  • I have a fairly extensive collection of Weltklang saxophone images in Bassic Sax Pix. If you are interested in checking out what the various horns looked like, my galleries are a good place to start.
  • A SOTW member from Kiev, who specializes in Eastern European saxophones, started a thread on Weltklang baritone saxophones on SOTW. If you’re interested in researching minute differences between the baris built over the years, then the illustrated thread he started may be of interested to you.
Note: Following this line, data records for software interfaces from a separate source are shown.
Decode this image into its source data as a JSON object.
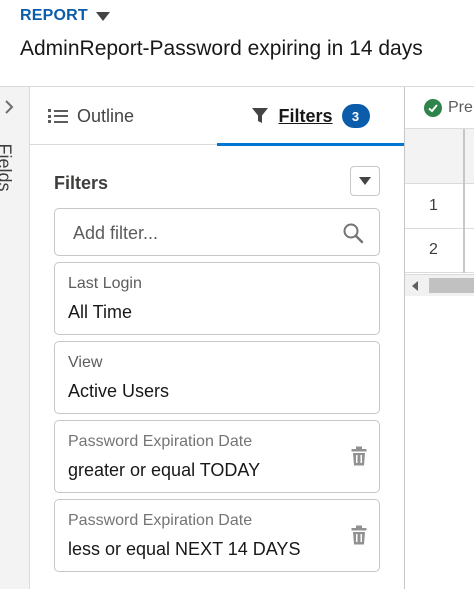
{
  "header": {
    "eyebrow": "REPORT",
    "title": "AdminReport-Password expiring in 14 days"
  },
  "fields_rail": {
    "label": "Fields",
    "chevron_icon": "chevron-right-icon"
  },
  "tabs": {
    "outline": {
      "label": "Outline",
      "icon": "list-icon"
    },
    "filters": {
      "label": "Filters",
      "icon": "funnel-icon",
      "badge": "3",
      "active": true
    }
  },
  "filters_panel": {
    "heading": "Filters",
    "dropdown_icon": "chevron-down-icon",
    "search": {
      "placeholder": "Add filter...",
      "value": "",
      "icon": "search-icon"
    },
    "items": [
      {
        "label": "Last Login",
        "value": "All Time",
        "removable": false
      },
      {
        "label": "View",
        "value": "Active Users",
        "removable": false
      },
      {
        "label": "Password Expiration Date",
        "value": "greater or equal TODAY",
        "removable": true
      },
      {
        "label": "Password Expiration Date",
        "value": "less or equal NEXT 14 DAYS",
        "removable": true
      }
    ]
  },
  "grid": {
    "tab_label": "Pre",
    "tab_icon": "check-circle-icon",
    "rows": [
      "1",
      "2"
    ]
  },
  "colors": {
    "accent": "#0176d3",
    "brand": "#0b5cab",
    "success": "#2e844a"
  }
}
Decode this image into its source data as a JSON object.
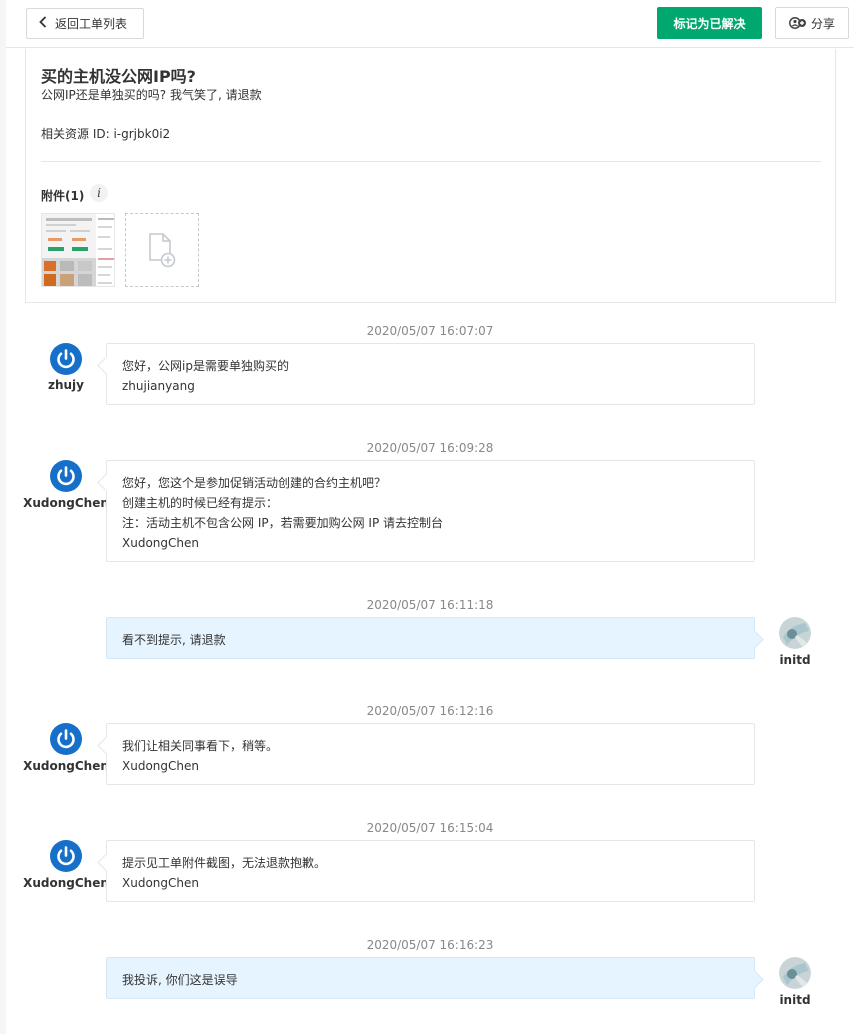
{
  "topbar": {
    "back_label": "返回工单列表",
    "resolve_label": "标记为已解决",
    "share_label": "分享"
  },
  "ticket": {
    "title": "买的主机没公网IP吗?",
    "description": "公网IP还是单独买的吗? 我气笑了, 请退款",
    "resource_id": "相关资源 ID: i-grjbk0i2",
    "attachments_label": "附件(1)",
    "info_icon_glyph": "i"
  },
  "messages": [
    {
      "time": "2020/05/07 16:07:07",
      "user": "zhujy",
      "side": "staff",
      "lines": [
        "您好，公网ip是需要单独购买的",
        "zhujianyang"
      ]
    },
    {
      "time": "2020/05/07 16:09:28",
      "user": "XudongChen",
      "side": "staff",
      "lines": [
        "您好，您这个是参加促销活动创建的合约主机吧？",
        "创建主机的时候已经有提示：",
        "注：活动主机不包含公网 IP，若需要加购公网 IP 请去控制台",
        "XudongChen"
      ]
    },
    {
      "time": "2020/05/07 16:11:18",
      "user": "initd",
      "side": "user",
      "lines": [
        "看不到提示, 请退款"
      ]
    },
    {
      "time": "2020/05/07 16:12:16",
      "user": "XudongChen",
      "side": "staff",
      "lines": [
        "我们让相关同事看下，稍等。",
        "XudongChen"
      ]
    },
    {
      "time": "2020/05/07 16:15:04",
      "user": "XudongChen",
      "side": "staff",
      "lines": [
        "提示见工单附件截图，无法退款抱歉。",
        "XudongChen"
      ]
    },
    {
      "time": "2020/05/07 16:16:23",
      "user": "initd",
      "side": "user",
      "lines": [
        "我投诉, 你们这是误导"
      ]
    }
  ],
  "colors": {
    "accent_green": "#00a870",
    "staff_avatar_blue": "#1670c9",
    "user_bubble_bg": "#e6f4ff"
  }
}
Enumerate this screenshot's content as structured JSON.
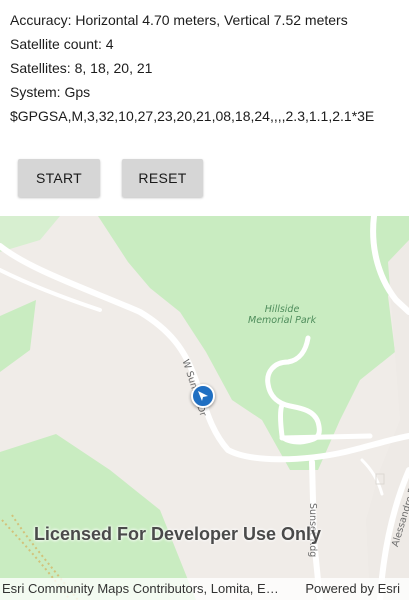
{
  "info": {
    "accuracy": "Accuracy: Horizontal 4.70 meters, Vertical  7.52 meters",
    "satellite_count": "Satellite count: 4",
    "satellites": "Satellites: 8, 18, 20, 21",
    "system": "System: Gps",
    "nmea": "$GPGSA,M,3,32,10,27,23,20,21,08,18,24,,,,2.3,1.1,2.1*3E"
  },
  "buttons": {
    "start": "START",
    "reset": "RESET"
  },
  "map": {
    "park_label_line1": "Hillside",
    "park_label_line2": "Memorial Park",
    "road_label_1": "W Sunset Dr",
    "road_label_2": "Sunset Rdg",
    "road_label_3": "Alessandro Rd",
    "license_text": "Licensed For Developer Use Only",
    "attribution": "Esri Community Maps Contributors, Lomita, Esri, HERE",
    "powered_by": "Powered by Esri",
    "colors": {
      "land": "#f0ece8",
      "park": "#c9ecc1",
      "road": "#ffffff",
      "location_marker": "#1f6fc2"
    }
  }
}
Also included in the thread are pics of stencil horns. I don’t necessarily agree with the way he divided up the baris into 9 models, but it makes for an interesting read.

Weltklang Soloist

Weltklang Soloist soprano # 9614 Source: musicanto-86 on eBay.com

The Soloist model of Weltklang was the step-up model. I have not been able to find out any definitive dates of when the different saxophones (soprano, alto, tenor, bari) were released as Soloist models, or how these horns differed from the conventional Weltklangs.

If you have a Weltklang saxophone that you would like to share on Bassic Sax Pix, please send me an email. Thanks!

______________________________________________________________________________________________________________

1 Saxophone: Ein Kompendium, by Uwe Ladwig. Second edition 2012, p. 142.

2 Ibid. p. 144.

3 Ibid. p. 147

4 http://www.solosax.de/Weltklang.xls

Note: The the exception of the footnotes above, the source of information for this page is from Uwe Ladwig, in der deutschen Fachzeitschrift—German music journal—SONIC sax & brass.

I would like to thank Uwe for so generously allowing me to use his research, and very much appreciate the trust he has shown by allowing me to do my own translation.

Special thanks also to Matt Stohrer of Sohrer Music, for his excellent photos of inline and offset tone holes.